Camel allows OGNL to be used as an Expression or Predicate the DSL or Xml Configuration.
You could use OGNL to create an Predicate in a Message Filter or as an Expression for a Recipient List
You can use OGNL dot notation to invoke operations. If you for instance have a body that contains a POJO that has a
getFamilyName method then you can construct the syntax as follows:
"request.body.familyName" // or "getRequest().getBody().getFamilyName()"
the Exchange is the root object
the Exchange object
the Exchange exception (if any)
the exchange id
the Fault message (if any)
the exchange.in message
the exchange.out message (if any)
the exchange properties
the property by the given name
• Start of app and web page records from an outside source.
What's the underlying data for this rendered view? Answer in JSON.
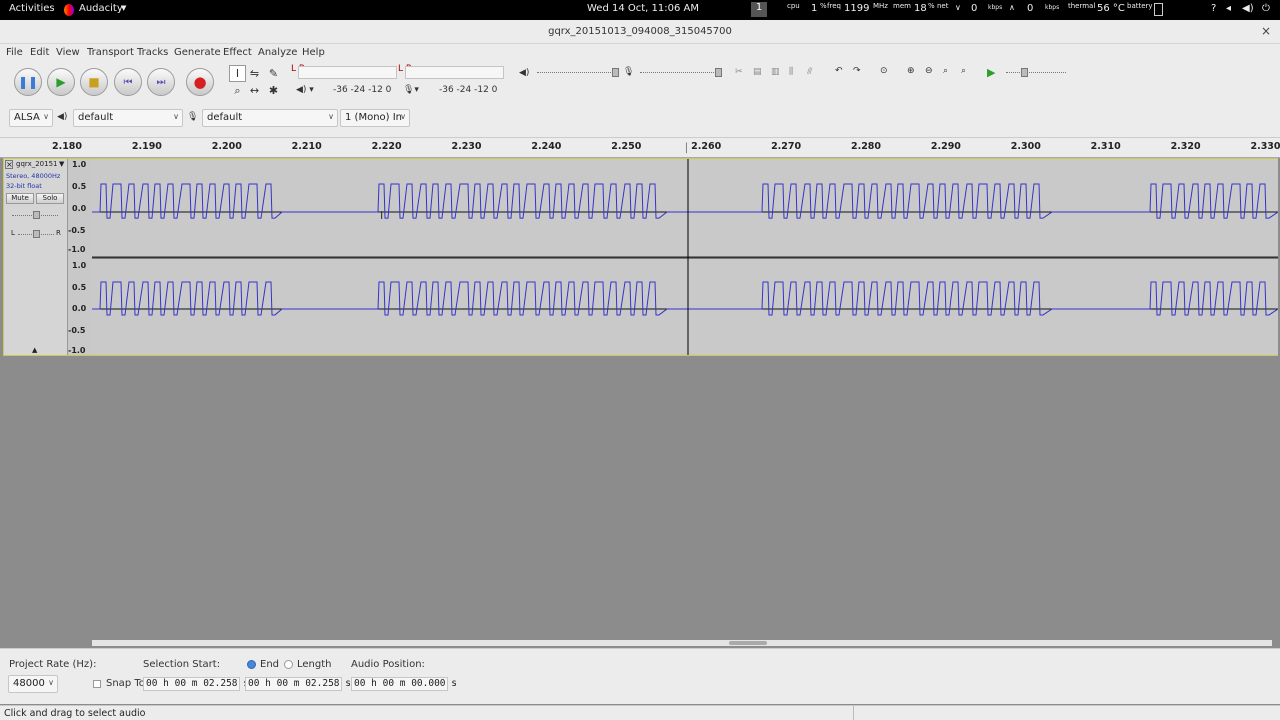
{
  "topbar": {
    "activities": "Activities",
    "app_name": "Audacity",
    "clock": "Wed 14 Oct, 11:06 AM",
    "workspace": "1",
    "cpu_label": "cpu",
    "cpu_value": "1",
    "freq_label": "freq",
    "freq_value": "1199",
    "freq_unit": "MHz",
    "mem_label": "mem",
    "mem_value": "18",
    "net_label": "net",
    "net_down": "0",
    "net_up": "0",
    "net_unit": "kbps",
    "thermal_label": "thermal",
    "thermal_value": "56 °C",
    "battery_label": "battery"
  },
  "window": {
    "title": "gqrx_20151013_094008_315045700"
  },
  "menu": [
    "File",
    "Edit",
    "View",
    "Transport",
    "Tracks",
    "Generate",
    "Effect",
    "Analyze",
    "Help"
  ],
  "meters": {
    "rec_lr": "L R",
    "play_lr": "L R",
    "rec_scale": "-36 -24 -12 0",
    "play_scale": "-36 -24 -12 0"
  },
  "devices": {
    "host": "ALSA",
    "output_device": "default",
    "input_device": "default",
    "channels": "1 (Mono) In"
  },
  "ruler": {
    "ticks": [
      "2.180",
      "2.190",
      "2.200",
      "2.210",
      "2.220",
      "2.230",
      "2.240",
      "2.250",
      "2.260",
      "2.270",
      "2.280",
      "2.290",
      "2.300",
      "2.310",
      "2.320",
      "2.330"
    ]
  },
  "track": {
    "name": "gqrx_20151",
    "info_line1": "Stereo, 48000Hz",
    "info_line2": "32-bit float",
    "mute": "Mute",
    "solo": "Solo",
    "pan_l": "L",
    "pan_r": "R",
    "scale": [
      "1.0",
      "0.5",
      "0.0",
      "-0.5",
      "-1.0"
    ]
  },
  "selection_bar": {
    "project_rate_label": "Project Rate (Hz):",
    "project_rate": "48000",
    "snap_to": "Snap To",
    "selection_start_label": "Selection Start:",
    "end_label": "End",
    "length_label": "Length",
    "start_time": "00 h 00 m 02.258 s",
    "end_time": "00 h 00 m 02.258 s",
    "audio_position_label": "Audio Position:",
    "audio_position": "00 h 00 m 00.000 s"
  },
  "status": {
    "text": "Click and drag to select audio"
  },
  "colors": {
    "waveform": "#3333cc",
    "cursor": "#000000",
    "track_border": "#c9c95a"
  }
}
the property by the given name as the given type
For example you could use OGNL inside a Message Filter in XML
<route> <from uri="seda:foo"/> <filter> <ognl>request.headers.foo == 'bar'</ognl> <to uri="seda:bar"/> </filter> </route>
And the sample using Java DSL:
from("seda:foo").filter().ognl("request.headers.foo == 'bar'").to("seda:bar");
Loading script from external resource
Available as of Camel 2.11
You can externalize the script and have Camel load it from a resource such as
This is done using the following syntax:
"resource:scheme:location", eg to refer to a file on the classpath you can do:
To use OGNL in your camel routes you need to add the a dependency on camel-ognl which implements the OGNL language.
If you use maven you could just add the following to your pom.xml, substituting the version number for the latest & greatest release (see the download page for the latest versions).
<dependency> <groupId>org.apache.camel</groupId> <artifactId>camel-ognl</artifactId> <version>x.x.x</version> </dependency>
Otherwise, you'll also need OGNL